■ Problem requirements ■
A verbatim copy of the full data, with no pictures, is the expected answer.

■ Extracted material ■
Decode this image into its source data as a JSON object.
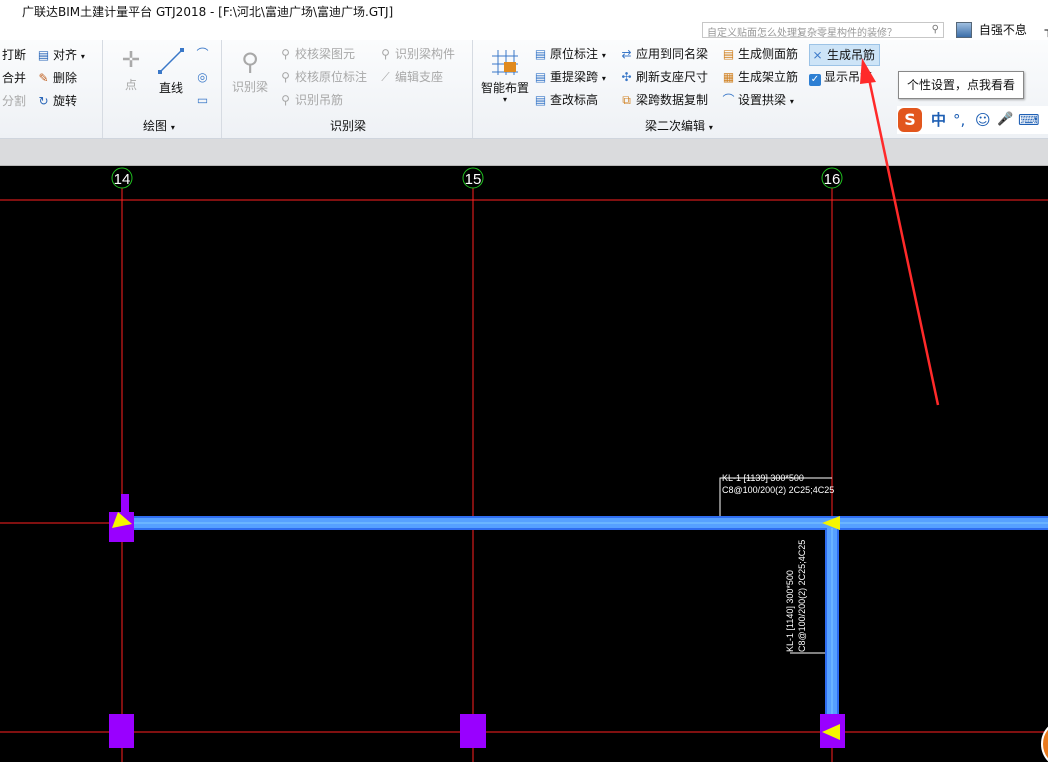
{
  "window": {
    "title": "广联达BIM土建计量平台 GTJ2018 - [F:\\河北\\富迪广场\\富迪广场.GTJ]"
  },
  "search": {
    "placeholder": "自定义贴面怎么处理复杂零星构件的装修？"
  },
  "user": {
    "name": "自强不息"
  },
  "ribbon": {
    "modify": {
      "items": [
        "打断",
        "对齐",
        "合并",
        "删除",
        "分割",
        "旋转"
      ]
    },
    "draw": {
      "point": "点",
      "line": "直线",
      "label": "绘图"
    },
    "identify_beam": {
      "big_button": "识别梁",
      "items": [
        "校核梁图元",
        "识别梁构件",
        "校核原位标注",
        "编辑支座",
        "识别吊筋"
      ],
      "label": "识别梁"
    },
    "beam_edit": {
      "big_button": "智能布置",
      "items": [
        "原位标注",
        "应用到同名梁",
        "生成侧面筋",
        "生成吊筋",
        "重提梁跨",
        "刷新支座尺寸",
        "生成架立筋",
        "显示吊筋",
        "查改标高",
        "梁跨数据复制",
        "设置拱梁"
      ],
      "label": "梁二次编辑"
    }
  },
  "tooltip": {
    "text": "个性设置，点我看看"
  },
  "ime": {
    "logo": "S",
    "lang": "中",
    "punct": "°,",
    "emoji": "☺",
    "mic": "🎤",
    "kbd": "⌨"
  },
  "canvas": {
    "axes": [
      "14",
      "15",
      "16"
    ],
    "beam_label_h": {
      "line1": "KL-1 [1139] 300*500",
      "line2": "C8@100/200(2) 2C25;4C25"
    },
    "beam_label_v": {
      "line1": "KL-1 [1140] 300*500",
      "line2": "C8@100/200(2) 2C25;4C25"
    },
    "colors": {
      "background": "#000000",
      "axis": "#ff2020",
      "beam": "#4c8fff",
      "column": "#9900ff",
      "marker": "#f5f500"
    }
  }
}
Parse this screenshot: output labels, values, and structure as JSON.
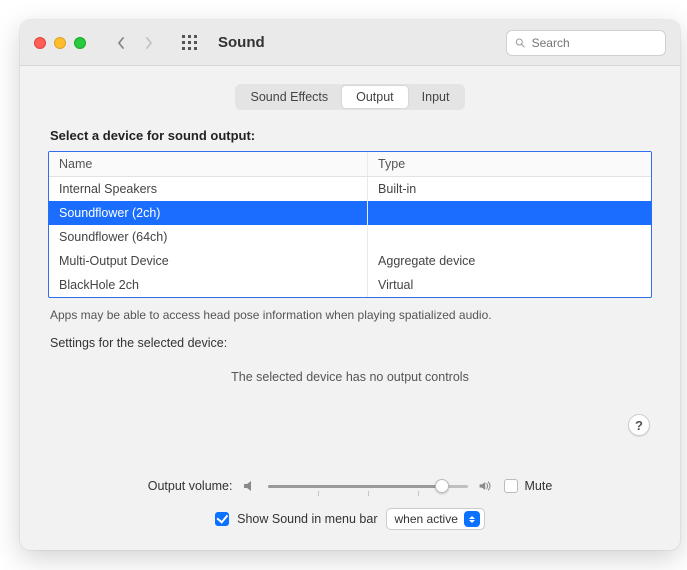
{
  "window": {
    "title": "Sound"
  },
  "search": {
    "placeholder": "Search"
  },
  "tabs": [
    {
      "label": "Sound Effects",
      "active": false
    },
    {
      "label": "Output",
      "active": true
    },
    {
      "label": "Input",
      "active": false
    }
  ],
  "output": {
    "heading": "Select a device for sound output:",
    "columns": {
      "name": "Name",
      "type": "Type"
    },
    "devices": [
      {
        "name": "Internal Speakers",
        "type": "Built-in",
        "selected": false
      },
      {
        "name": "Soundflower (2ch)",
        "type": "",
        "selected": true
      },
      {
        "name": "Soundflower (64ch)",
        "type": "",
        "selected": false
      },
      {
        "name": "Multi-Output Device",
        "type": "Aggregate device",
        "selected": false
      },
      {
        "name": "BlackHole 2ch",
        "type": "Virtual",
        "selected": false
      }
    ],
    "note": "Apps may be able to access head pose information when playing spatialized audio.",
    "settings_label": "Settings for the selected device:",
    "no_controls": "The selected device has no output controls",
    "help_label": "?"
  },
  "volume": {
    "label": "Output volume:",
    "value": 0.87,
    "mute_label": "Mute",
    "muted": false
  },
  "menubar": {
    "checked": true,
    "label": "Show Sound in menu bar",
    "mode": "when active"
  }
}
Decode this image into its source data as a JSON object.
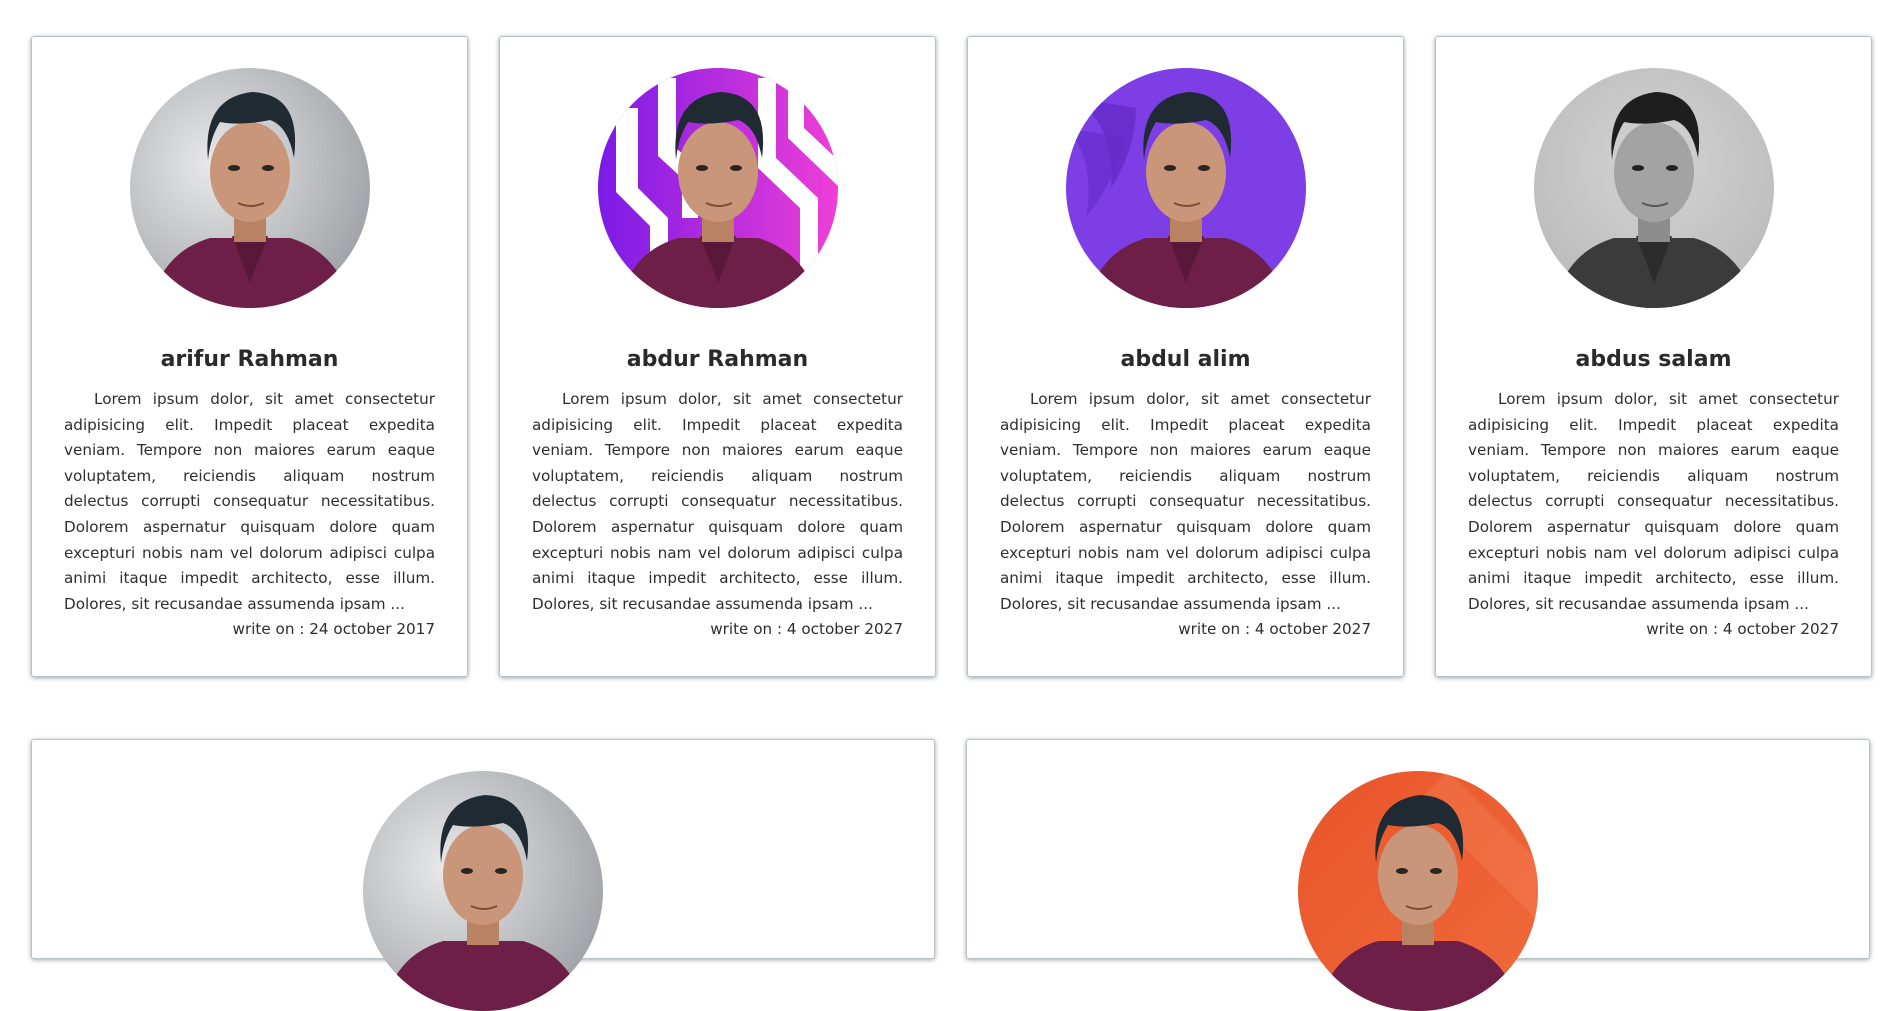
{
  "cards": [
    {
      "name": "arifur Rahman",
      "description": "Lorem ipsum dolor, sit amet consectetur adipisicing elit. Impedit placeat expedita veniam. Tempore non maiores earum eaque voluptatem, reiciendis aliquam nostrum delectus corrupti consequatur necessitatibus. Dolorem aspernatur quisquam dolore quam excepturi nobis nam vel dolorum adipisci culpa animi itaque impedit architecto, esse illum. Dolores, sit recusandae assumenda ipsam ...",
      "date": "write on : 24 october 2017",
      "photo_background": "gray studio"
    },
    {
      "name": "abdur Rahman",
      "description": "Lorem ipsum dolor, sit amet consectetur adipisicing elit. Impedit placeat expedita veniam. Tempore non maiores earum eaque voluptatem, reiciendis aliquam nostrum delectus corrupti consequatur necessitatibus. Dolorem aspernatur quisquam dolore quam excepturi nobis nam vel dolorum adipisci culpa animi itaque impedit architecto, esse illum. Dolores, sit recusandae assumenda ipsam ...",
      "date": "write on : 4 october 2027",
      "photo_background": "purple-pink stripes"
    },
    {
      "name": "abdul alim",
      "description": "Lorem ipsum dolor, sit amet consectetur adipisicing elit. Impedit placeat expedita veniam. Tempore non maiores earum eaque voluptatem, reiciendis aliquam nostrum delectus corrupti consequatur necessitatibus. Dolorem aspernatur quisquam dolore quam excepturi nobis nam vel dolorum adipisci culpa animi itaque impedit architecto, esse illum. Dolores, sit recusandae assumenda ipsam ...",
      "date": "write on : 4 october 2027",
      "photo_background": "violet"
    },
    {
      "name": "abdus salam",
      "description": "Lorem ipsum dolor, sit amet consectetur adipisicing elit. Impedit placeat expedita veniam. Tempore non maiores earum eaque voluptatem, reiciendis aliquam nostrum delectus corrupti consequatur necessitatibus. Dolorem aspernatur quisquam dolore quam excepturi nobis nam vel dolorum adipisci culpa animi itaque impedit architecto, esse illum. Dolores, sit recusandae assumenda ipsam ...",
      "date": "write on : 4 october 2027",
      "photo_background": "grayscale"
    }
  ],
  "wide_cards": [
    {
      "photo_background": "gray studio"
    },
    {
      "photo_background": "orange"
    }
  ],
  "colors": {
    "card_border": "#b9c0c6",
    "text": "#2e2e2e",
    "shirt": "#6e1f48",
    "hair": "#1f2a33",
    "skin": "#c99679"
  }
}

■ Reply ■
Decode this image into its source data as a JSON object.
{
  "window": {
    "title": "广联达BIM土建计量平台 GTJ2018 - [F:\\河北\\富迪广场\\富迪广场.GTJ]"
  },
  "search": {
    "placeholder": "自定义贴面怎么处理复杂零星构件的装修？"
  },
  "user": {
    "name": "自强不息"
  },
  "ribbon": {
    "modify": {
      "items": [
        "打断",
        "对齐",
        "合并",
        "删除",
        "分割",
        "旋转"
      ]
    },
    "draw": {
      "point": "点",
      "line": "直线",
      "label": "绘图"
    },
    "identify_beam": {
      "big_button": "识别梁",
      "items": [
        "校核梁图元",
        "识别梁构件",
        "校核原位标注",
        "编辑支座",
        "识别吊筋"
      ],
      "label": "识别梁"
    },
    "beam_edit": {
      "big_button": "智能布置",
      "items": [
        "原位标注",
        "应用到同名梁",
        "生成侧面筋",
        "生成吊筋",
        "重提梁跨",
        "刷新支座尺寸",
        "生成架立筋",
        "显示吊筋",
        "查改标高",
        "梁跨数据复制",
        "设置拱梁"
      ],
      "label": "梁二次编辑"
    }
  },
  "tooltip": {
    "text": "个性设置，点我看看"
  },
  "ime": {
    "logo": "S",
    "lang": "中",
    "punct": "°,",
    "emoji": "☺",
    "mic": "🎤",
    "kbd": "⌨"
  },
  "canvas": {
    "axes": [
      "14",
      "15",
      "16"
    ],
    "beam_label_h": {
      "line1": "KL-1 [1139] 300*500",
      "line2": "C8@100/200(2) 2C25;4C25"
    },
    "beam_label_v": {
      "line1": "KL-1 [1140] 300*500",
      "line2": "C8@100/200(2) 2C25;4C25"
    },
    "colors": {
      "background": "#000000",
      "axis": "#ff2020",
      "beam": "#4c8fff",
      "column": "#9900ff",
      "marker": "#f5f500"
    }
  }
}
Parse this screenshot: output labels, values, and structure as JSON.
{
  "window": {
    "title": "Sound"
  },
  "search": {
    "placeholder": "Search"
  },
  "tabs": [
    {
      "label": "Sound Effects",
      "active": false
    },
    {
      "label": "Output",
      "active": true
    },
    {
      "label": "Input",
      "active": false
    }
  ],
  "output": {
    "heading": "Select a device for sound output:",
    "columns": {
      "name": "Name",
      "type": "Type"
    },
    "devices": [
      {
        "name": "Internal Speakers",
        "type": "Built-in",
        "selected": false
      },
      {
        "name": "Soundflower (2ch)",
        "type": "",
        "selected": true
      },
      {
        "name": "Soundflower (64ch)",
        "type": "",
        "selected": false
      },
      {
        "name": "Multi-Output Device",
        "type": "Aggregate device",
        "selected": false
      },
      {
        "name": "BlackHole 2ch",
        "type": "Virtual",
        "selected": false
      }
    ],
    "note": "Apps may be able to access head pose information when playing spatialized audio.",
    "settings_label": "Settings for the selected device:",
    "no_controls": "The selected device has no output controls",
    "help_label": "?"
  },
  "volume": {
    "label": "Output volume:",
    "value": 0.87,
    "mute_label": "Mute",
    "muted": false
  },
  "menubar": {
    "checked": true,
    "label": "Show Sound in menu bar",
    "mode": "when active"
  }
}
Decode this image into its source data as a JSON object.
{
  "cards": [
    {
      "name": "arifur Rahman",
      "description": "Lorem ipsum dolor, sit amet consectetur adipisicing elit. Impedit placeat expedita veniam. Tempore non maiores earum eaque voluptatem, reiciendis aliquam nostrum delectus corrupti consequatur necessitatibus. Dolorem aspernatur quisquam dolore quam excepturi nobis nam vel dolorum adipisci culpa animi itaque impedit architecto, esse illum. Dolores, sit recusandae assumenda ipsam ...",
      "date": "write on : 24 october 2017",
      "photo_background": "gray studio"
    },
    {
      "name": "abdur Rahman",
      "description": "Lorem ipsum dolor, sit amet consectetur adipisicing elit. Impedit placeat expedita veniam. Tempore non maiores earum eaque voluptatem, reiciendis aliquam nostrum delectus corrupti consequatur necessitatibus. Dolorem aspernatur quisquam dolore quam excepturi nobis nam vel dolorum adipisci culpa animi itaque impedit architecto, esse illum. Dolores, sit recusandae assumenda ipsam ...",
      "date": "write on : 4 october 2027",
      "photo_background": "purple-pink stripes"
    },
    {
      "name": "abdul alim",
      "description": "Lorem ipsum dolor, sit amet consectetur adipisicing elit. Impedit placeat expedita veniam. Tempore non maiores earum eaque voluptatem, reiciendis aliquam nostrum delectus corrupti consequatur necessitatibus. Dolorem aspernatur quisquam dolore quam excepturi nobis nam vel dolorum adipisci culpa animi itaque impedit architecto, esse illum. Dolores, sit recusandae assumenda ipsam ...",
      "date": "write on : 4 october 2027",
      "photo_background": "violet"
    },
    {
      "name": "abdus salam",
      "description": "Lorem ipsum dolor, sit amet consectetur adipisicing elit. Impedit placeat expedita veniam. Tempore non maiores earum eaque voluptatem, reiciendis aliquam nostrum delectus corrupti consequatur necessitatibus. Dolorem aspernatur quisquam dolore quam excepturi nobis nam vel dolorum adipisci culpa animi itaque impedit architecto, esse illum. Dolores, sit recusandae assumenda ipsam ...",
      "date": "write on : 4 october 2027",
      "photo_background": "grayscale"
    }
  ],
  "wide_cards": [
    {
      "photo_background": "gray studio"
    },
    {
      "photo_background": "orange"
    }
  ],
  "colors": {
    "card_border": "#b9c0c6",
    "text": "#2e2e2e",
    "shirt": "#6e1f48",
    "hair": "#1f2a33",
    "skin": "#c99679"
  }
}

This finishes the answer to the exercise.